Just like new moms, new dads, too, can face depression after the birth of a child, with a condition called paternal postnatal depression (PPND).
How Postnatal Depression Affects Men
According to a recent study in Pediatrics, dads affected by PPND are more likely to spank their children, less likely to read to them, and can negatively impact their children’s overall well-being. Lack of awareness, coupled with men’s tendency to hide their pain, compounds the problem.
Risk Factors for PPND
- lack of sleep
- personal history of depression
- poor relationship with spouse
- depressed spouse
- nonstandard family

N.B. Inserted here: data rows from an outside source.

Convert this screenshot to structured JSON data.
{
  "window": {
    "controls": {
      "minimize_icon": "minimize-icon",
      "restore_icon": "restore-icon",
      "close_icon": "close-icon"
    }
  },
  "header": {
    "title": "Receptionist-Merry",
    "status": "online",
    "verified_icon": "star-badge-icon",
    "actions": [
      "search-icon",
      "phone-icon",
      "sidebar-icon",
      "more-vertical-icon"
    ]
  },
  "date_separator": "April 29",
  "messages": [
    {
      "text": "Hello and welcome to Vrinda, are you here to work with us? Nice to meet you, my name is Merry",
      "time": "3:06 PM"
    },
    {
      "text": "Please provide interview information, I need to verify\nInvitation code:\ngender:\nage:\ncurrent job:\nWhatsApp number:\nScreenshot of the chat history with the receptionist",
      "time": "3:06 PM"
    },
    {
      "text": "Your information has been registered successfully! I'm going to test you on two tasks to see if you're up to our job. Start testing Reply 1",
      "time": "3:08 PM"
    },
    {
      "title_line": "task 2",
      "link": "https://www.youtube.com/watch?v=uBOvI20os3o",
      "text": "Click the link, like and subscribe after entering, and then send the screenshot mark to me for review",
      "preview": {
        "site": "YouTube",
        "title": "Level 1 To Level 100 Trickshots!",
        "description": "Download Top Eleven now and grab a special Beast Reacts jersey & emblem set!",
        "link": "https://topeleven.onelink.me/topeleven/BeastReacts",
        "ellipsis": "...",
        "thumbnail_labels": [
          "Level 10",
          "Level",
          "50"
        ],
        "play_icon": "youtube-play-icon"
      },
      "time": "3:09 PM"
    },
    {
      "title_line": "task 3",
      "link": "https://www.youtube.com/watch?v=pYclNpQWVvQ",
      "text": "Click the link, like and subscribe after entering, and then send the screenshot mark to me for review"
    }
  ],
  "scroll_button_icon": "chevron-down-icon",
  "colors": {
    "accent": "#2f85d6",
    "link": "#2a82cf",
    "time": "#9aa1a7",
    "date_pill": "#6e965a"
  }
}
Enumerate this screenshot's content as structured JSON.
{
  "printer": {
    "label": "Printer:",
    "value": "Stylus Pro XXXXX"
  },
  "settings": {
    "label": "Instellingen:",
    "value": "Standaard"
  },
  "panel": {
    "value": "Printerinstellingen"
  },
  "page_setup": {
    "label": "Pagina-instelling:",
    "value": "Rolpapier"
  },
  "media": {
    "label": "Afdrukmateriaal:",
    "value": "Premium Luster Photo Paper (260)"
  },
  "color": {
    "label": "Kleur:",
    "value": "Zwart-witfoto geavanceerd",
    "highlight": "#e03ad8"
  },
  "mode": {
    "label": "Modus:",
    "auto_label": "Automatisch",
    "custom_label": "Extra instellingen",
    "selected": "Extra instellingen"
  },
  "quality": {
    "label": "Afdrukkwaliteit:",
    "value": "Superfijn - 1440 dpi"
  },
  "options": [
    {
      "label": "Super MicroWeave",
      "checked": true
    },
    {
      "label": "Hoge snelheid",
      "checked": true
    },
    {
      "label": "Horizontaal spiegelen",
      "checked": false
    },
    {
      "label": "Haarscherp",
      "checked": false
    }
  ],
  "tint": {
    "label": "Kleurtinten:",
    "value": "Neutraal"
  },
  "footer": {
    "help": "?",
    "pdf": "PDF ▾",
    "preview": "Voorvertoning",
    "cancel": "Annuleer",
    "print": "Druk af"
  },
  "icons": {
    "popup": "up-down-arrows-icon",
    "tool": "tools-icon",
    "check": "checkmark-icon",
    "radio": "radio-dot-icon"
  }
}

- economic problems
- feeling stressed about becoming a dad
- feeling excluded from mother-baby bond
Where to Seek Help
- New Jersey’s 24/7 statewide helpline (800-328-3838). Depressed dads can call or go online at njspeakup.gov for advice and guidance.
- postpartummen.com. This website contains useful information, an online support forum, and a self-assessment.
Symptoms of Men’s Depression
- alcohol or drug use
- violent behavior
- complaints about physical problems
- concerns about work, or working constantly
- isolation from family and friends
- feeling that they’re “falling short” of their perception of manhood
Like women with post-partum depression, men with PPND might also experience:
- loss of sense of humor or enjoyment
- trouble sleeping
- feeling panicky and/or anxious
- loss of interest in sex
- loss of appetite
- crying and sadness